Tuesday, September 20, 2011

Snowboarder vs. The Million Dollar Idea

Last night was my first night to go out with friends after work. It was my friend Scott's 26th birthday, so I decided to dust off my old sweet dance moves and bring them back out to liven the party.

These moves can be performed with and without an ankle injury.

This morning I had my second follow-up visit with Dr. Jeng. This time around, we remembered a thumb drive to bring back the X-Ray and arthroscopic images taken during my surgery.

My ex-fix will be removed on Thursday, November 3rd -- just around the corner. I was not able to convince Dr. Jeng to let me stay awake and take video during the procedure this time -- he thinks it'd be too painful.

But I was persistent -- or, more likely, I was annoying -- and got him to meet me half way. He conceded that I could setup a video camera on a tripod during the removal procedure. Hopefully we can get him to provide some good narration to provide some educational value and insights in addition to the awesome gore we'll see when the wires and screws are removed from my leg and my ankle snaps back 5mm into its socket.

Now on to the pictures from the August 15th surgery.

You can see how much space the distraction therapy adds to the joint. We haven't seen that much space in my ankle in almost two years.
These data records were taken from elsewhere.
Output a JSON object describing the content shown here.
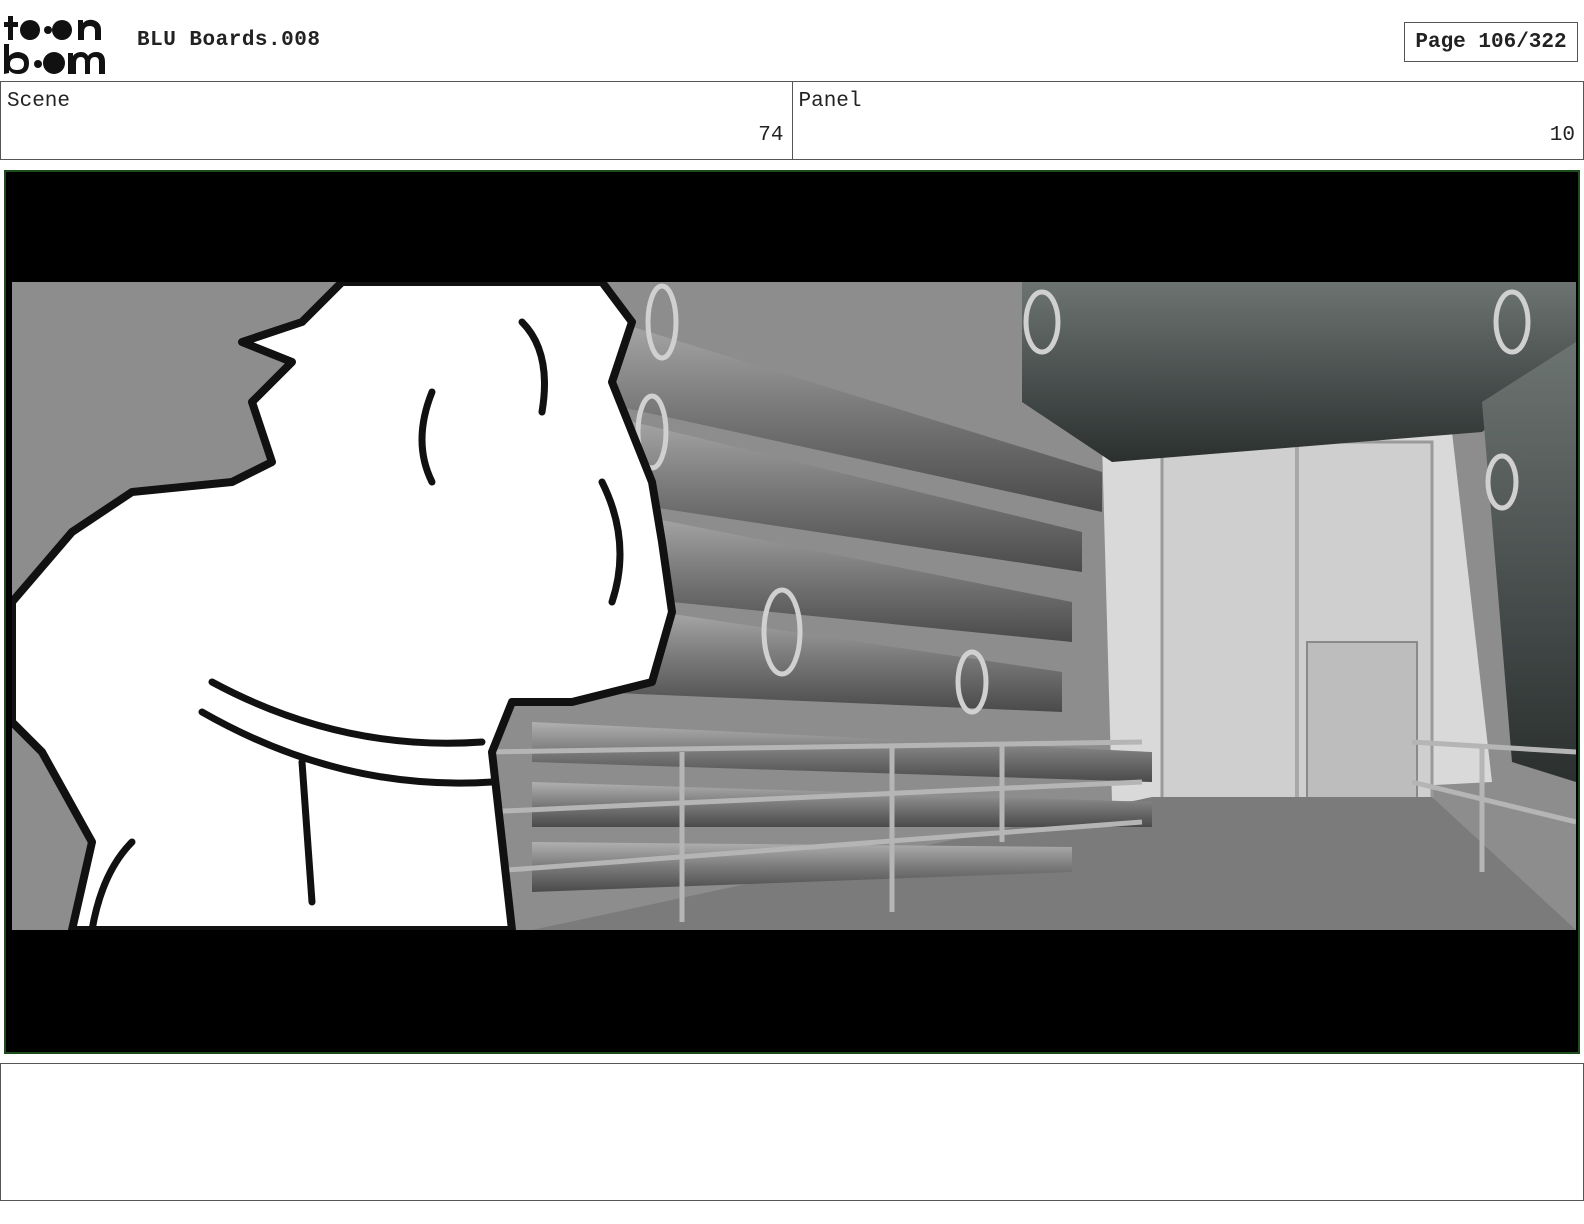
{
  "header": {
    "logo_text": "toon boom",
    "project_title": "BLU Boards.008",
    "page_label": "Page 106/322"
  },
  "scene": {
    "label": "Scene",
    "value": "74"
  },
  "panel": {
    "label": "Panel",
    "value": "10"
  },
  "notes": {
    "text": ""
  },
  "colors": {
    "frame_border": "#1d4d1d",
    "letterbox": "#000000"
  }
}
While it feels awkward and painful to walk on 6 k-wires and 2 half screws, it's simply amazing to be able to walk with absolutely zero ankle joint pain.

The lateral view shows the same massive amount of healthy space. This is exactly what's needed to promote cartilage growth. Compare this space to what I was dealing with in June when I posted about my Swiss Cheese Ankle. It's a significant improvement.
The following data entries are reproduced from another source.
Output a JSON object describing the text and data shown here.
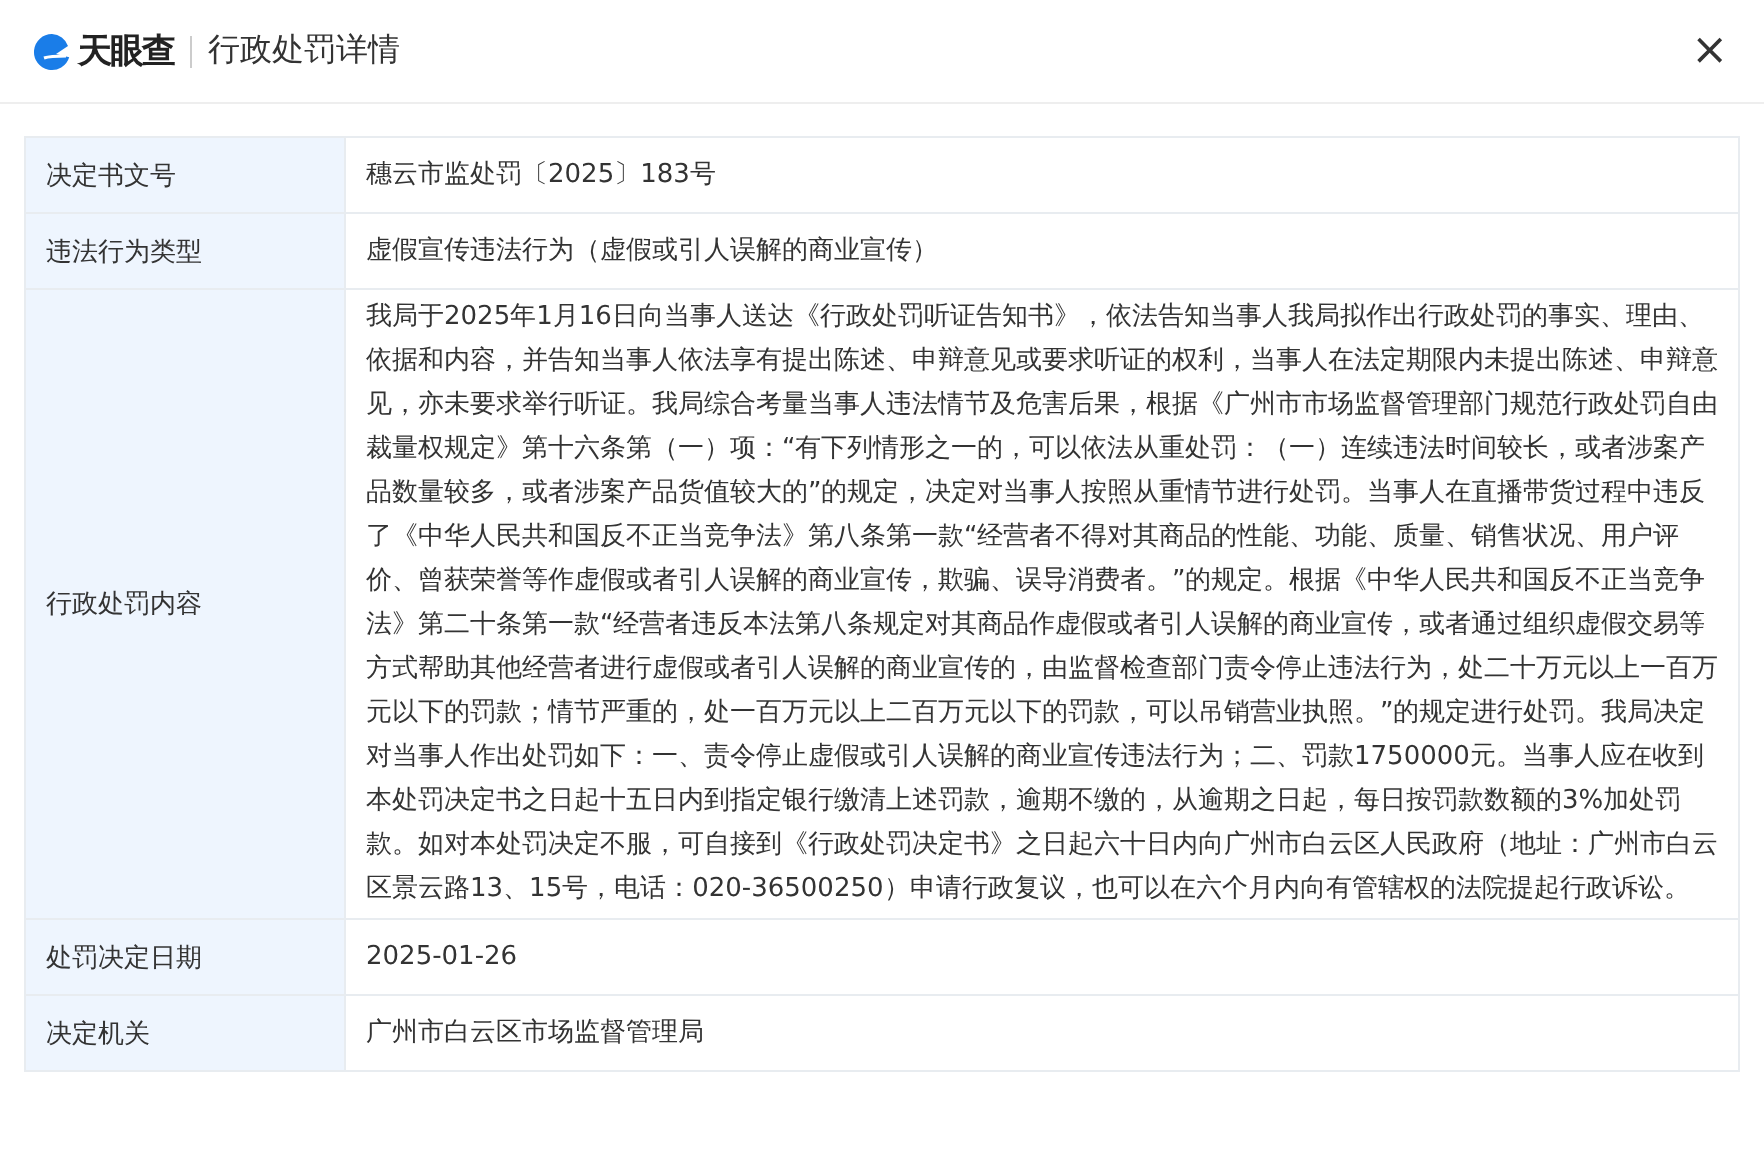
{
  "header": {
    "logo_text": "天眼查",
    "title": "行政处罚详情",
    "close": "×"
  },
  "table": {
    "rows": [
      {
        "label": "决定书文号",
        "value": "穗云市监处罚〔2025〕183号"
      },
      {
        "label": "违法行为类型",
        "value": "虚假宣传违法行为（虚假或引人误解的商业宣传）"
      },
      {
        "label": "行政处罚内容",
        "value": "我局于2025年1月16日向当事人送达《行政处罚听证告知书》，依法告知当事人我局拟作出行政处罚的事实、理由、依据和内容，并告知当事人依法享有提出陈述、申辩意见或要求听证的权利，当事人在法定期限内未提出陈述、申辩意见，亦未要求举行听证。我局综合考量当事人违法情节及危害后果，根据《广州市市场监督管理部门规范行政处罚自由裁量权规定》第十六条第（一）项：“有下列情形之一的，可以依法从重处罚：（一）连续违法时间较长，或者涉案产品数量较多，或者涉案产品货值较大的”的规定，决定对当事人按照从重情节进行处罚。当事人在直播带货过程中违反了《中华人民共和国反不正当竞争法》第八条第一款“经营者不得对其商品的性能、功能、质量、销售状况、用户评价、曾获荣誉等作虚假或者引人误解的商业宣传，欺骗、误导消费者。”的规定。根据《中华人民共和国反不正当竞争法》第二十条第一款“经营者违反本法第八条规定对其商品作虚假或者引人误解的商业宣传，或者通过组织虚假交易等方式帮助其他经营者进行虚假或者引人误解的商业宣传的，由监督检查部门责令停止违法行为，处二十万元以上一百万元以下的罚款；情节严重的，处一百万元以上二百万元以下的罚款，可以吊销营业执照。”的规定进行处罚。我局决定对当事人作出处罚如下：一、责令停止虚假或引人误解的商业宣传违法行为；二、罚款1750000元。当事人应在收到本处罚决定书之日起十五日内到指定银行缴清上述罚款，逾期不缴的，从逾期之日起，每日按罚款数额的3%加处罚款。如对本处罚决定不服，可自接到《行政处罚决定书》之日起六十日内向广州市白云区人民政府（地址：广州市白云区景云路13、15号，电话：020-36500250）申请行政复议，也可以在六个月内向有管辖权的法院提起行政诉讼。"
      },
      {
        "label": "处罚决定日期",
        "value": "2025-01-26"
      },
      {
        "label": "决定机关",
        "value": "广州市白云区市场监督管理局"
      }
    ]
  }
}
Now on to the arthroscopic images. I thought it might be useful to provide a quick diagram of how ankle arthroscopic surgery works.

One hole is used to insert a camera -- the arthroscope -- and another hole on the opposite end of the ankle is used to insert instruments to clip, chew, and claw away pieces of bone and scar tissue to clean up the joint.

Before we go on, keep in mind that normal articular cartilage is usually shiny, smooth, and milky white. You will not be seeing normal cartilage, if any, in the following images.

Here you can see one of the instruments used to clean up the joint. Most of the arthroscopic work was done on the lateral side of my tibia to remove bone spurs (osteophytes) that had built up from bone rubbing on bone. It's basically a callous on your bone.

Whatever it was -- it caused the most amount of pain. Unfortunately, while removing bone spurs helps reduce pain in the short term, it's by no means a long term fix to ankle arthritis.

I believe the bottom bone in the picture above is the talus. You can see some cartilage, but it's not smooth, congruent, or shiny.

In fact, it's barely hanging on.

To perform ankle arthroscopic surgery, the joint needs to be distracted. By the time Dr. Jeng was performing this part of the surgery, my external exfixator was likely already installed and pulling the joint apart 5mm. Saline is usually pumped into the joint to keep debris out of the view of the camera.

In the picture above, you can see a patch of cartilage that seems to be somewhat more healthy than the first image. I suspect this is the medial side of my ankle (the inside part) where I have no arthritis symptoms at the moment.

This is a picture of a barren wasteland.

I suspect this is the lateral (outside) side of my ankle. The metal instrument you see was used to remove the bone spur from the part of my tibia and talus causing me issues.

Dr. Jeng reported taking out the bone spurs was like taking a hot knife through butter -- not a good sign. In healthy bone, it's very difficult to remove osteophytes. This, along with the non-union last year and the incomplete union this year, all suggests operations like fusions and ankle replacements lead down roads of more revision surgeries, pain, and frustration.

Quick tangent -- did you know that for half of my marriage with my wife, Brooke, we've been dealing with this ankle? We're ready to be done.

I'm not sure how this picture of a geological cave ended up in my arthroscopic image set. This can't be an ankle.

This view, however, is a promising image. I see several patches of cartilage still holding on for dear life. Maybe we'll get some growth out of this patch. I believe you can see one of the malleoluses in the background -- I'm just not sure if it's the tibia or fibula malleolus (the boney part that sticks out on either side of your ankle).

Another cave picture. Not a piece of cartilage in sight. I like how some of the bone has brown spots. And by like, I really mean it's terrible and I hate it.

So that was the view inside the ankle. It's a lot to take in. So while you're digesting that, here's what the pin sites looked like today.

This was one of the pin sites we were a bit concerned about. It's red and irritated -- probably because it runs through the muscle used to pull the foot up. I've been prescribed an antibiotic as a precaution just in case there's an infection brewing.

Now what about this million dollar idea?

My boss is awesome. In one weekend, she crocheted the first external fixator cover ever created -- in my aluma mater colors, no less.

How awesome is this?

1 comment:

  1. Love the moves, love (hate?) the close-up bone spurs, and love love LOVE the TU ex-fix cover. :)